My favourite reads: Faisal Salah
These are five books that I love, that are a permanent fixture on my shelf and that I would definitely read again
I don’t read as many books as I should. I sure do watch a lot of films, though – 280 to 300 movies a year, in fact. But this column is about reading, so these are five books that I love, that are a permanent fixture on my shelf and that I would definitely read again.
Jurassic Park by Michael Crichton (1990)
Jurassic Park the film, directed by Steven Spielberg, is my all-time favourite. I was told for years to read the book as it offers a different experience, and it certainly did. There’s no surprise at how imaginative and cinematic the film is – the book does more than half the work building that world. Dinosaurs are just as nail-biting on the page as they are on the screen.
Harry Potter and the Philosopher’s Stone by J K Rowling (1997)
I did say I don’t read that much. I suppose this proves it. I read Harry Potter at school, as it was assigned reading material. But that was the best part, to read something so exciting at the same time as all your friends, and being able to discuss it and wax lyrical about your favourite parts. The magical world built in the first book was easily accessible and wonderful to be in.
Ready Player One by Ernest Cline (2011)
I first heard of Ready Player One when it was announced that Steven Spielberg (can’t seem to escape him) was making a film based on the book. The premise sounded mad: Willy Wonka set in the future entirely inside a video game. I was more than intrigued, and I read the book about a year before the movie came out. It was a great experience.
Inverting the Pyramid: The History of Football Tactics by Jonathan Wilson (2008)
Growing up, I watched a lot of football with my dad, and I always tried to understand the deeper meaning behind the tactics. This beautifully written book has made the process of reading the game a joy. I certainly understand why I favour players such as Juan Roman Riquelme and Dennis Bergkamp over others.
Fear and Loathing in Las Vegas by Hunter S Thompson (1972)
Step into the hazy drug-induced world of Raoul Duke and his trusty lawyer Dr Gonzo. Willingly lose control and allow yourself to be taken over by the colourful and monstrous creatures painted vividly with unrelenting words and phrases. Take it all on and then let it simmer. It is an experience unlike any other.

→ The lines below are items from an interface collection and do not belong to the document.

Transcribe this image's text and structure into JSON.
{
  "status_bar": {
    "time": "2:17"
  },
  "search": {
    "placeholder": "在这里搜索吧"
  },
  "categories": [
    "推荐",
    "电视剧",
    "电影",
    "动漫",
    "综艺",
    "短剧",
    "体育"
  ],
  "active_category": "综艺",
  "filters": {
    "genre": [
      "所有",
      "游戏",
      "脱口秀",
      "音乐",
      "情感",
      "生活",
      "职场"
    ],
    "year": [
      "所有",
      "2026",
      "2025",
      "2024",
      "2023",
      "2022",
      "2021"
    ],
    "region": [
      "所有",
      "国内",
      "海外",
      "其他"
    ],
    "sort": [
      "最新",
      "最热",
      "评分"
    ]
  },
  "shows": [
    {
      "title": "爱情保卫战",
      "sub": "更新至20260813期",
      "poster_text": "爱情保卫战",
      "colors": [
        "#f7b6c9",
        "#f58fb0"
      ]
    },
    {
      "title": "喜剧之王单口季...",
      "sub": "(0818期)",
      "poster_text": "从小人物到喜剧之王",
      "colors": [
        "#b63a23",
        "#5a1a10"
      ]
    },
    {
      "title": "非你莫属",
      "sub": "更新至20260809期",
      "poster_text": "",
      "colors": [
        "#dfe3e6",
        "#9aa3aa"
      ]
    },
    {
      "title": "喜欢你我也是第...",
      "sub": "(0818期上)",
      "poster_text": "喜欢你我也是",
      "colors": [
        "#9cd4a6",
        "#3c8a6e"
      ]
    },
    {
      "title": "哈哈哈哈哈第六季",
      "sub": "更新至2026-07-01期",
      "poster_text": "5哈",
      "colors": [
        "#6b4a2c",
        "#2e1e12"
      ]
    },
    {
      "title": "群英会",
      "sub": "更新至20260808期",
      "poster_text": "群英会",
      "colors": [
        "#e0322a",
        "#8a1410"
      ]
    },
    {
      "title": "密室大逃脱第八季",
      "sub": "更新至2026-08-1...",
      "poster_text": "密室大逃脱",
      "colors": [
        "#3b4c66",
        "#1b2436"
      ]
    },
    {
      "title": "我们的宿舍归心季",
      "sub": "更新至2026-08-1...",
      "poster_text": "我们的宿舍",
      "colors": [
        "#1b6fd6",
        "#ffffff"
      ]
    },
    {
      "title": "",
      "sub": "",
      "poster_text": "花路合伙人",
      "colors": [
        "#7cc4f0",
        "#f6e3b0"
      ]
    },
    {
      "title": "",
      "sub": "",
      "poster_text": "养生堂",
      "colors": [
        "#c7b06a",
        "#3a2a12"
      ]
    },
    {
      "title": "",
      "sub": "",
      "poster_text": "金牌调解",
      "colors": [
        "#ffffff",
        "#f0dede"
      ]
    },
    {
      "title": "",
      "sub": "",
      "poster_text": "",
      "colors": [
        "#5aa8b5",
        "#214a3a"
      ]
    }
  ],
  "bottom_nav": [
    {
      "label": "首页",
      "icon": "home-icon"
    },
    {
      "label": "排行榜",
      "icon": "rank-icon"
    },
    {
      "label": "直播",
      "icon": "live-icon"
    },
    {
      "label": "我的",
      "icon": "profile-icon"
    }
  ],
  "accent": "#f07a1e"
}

Faisal Salah is a social media journalist for The National
Updated: December 22, 2018 12:33 PM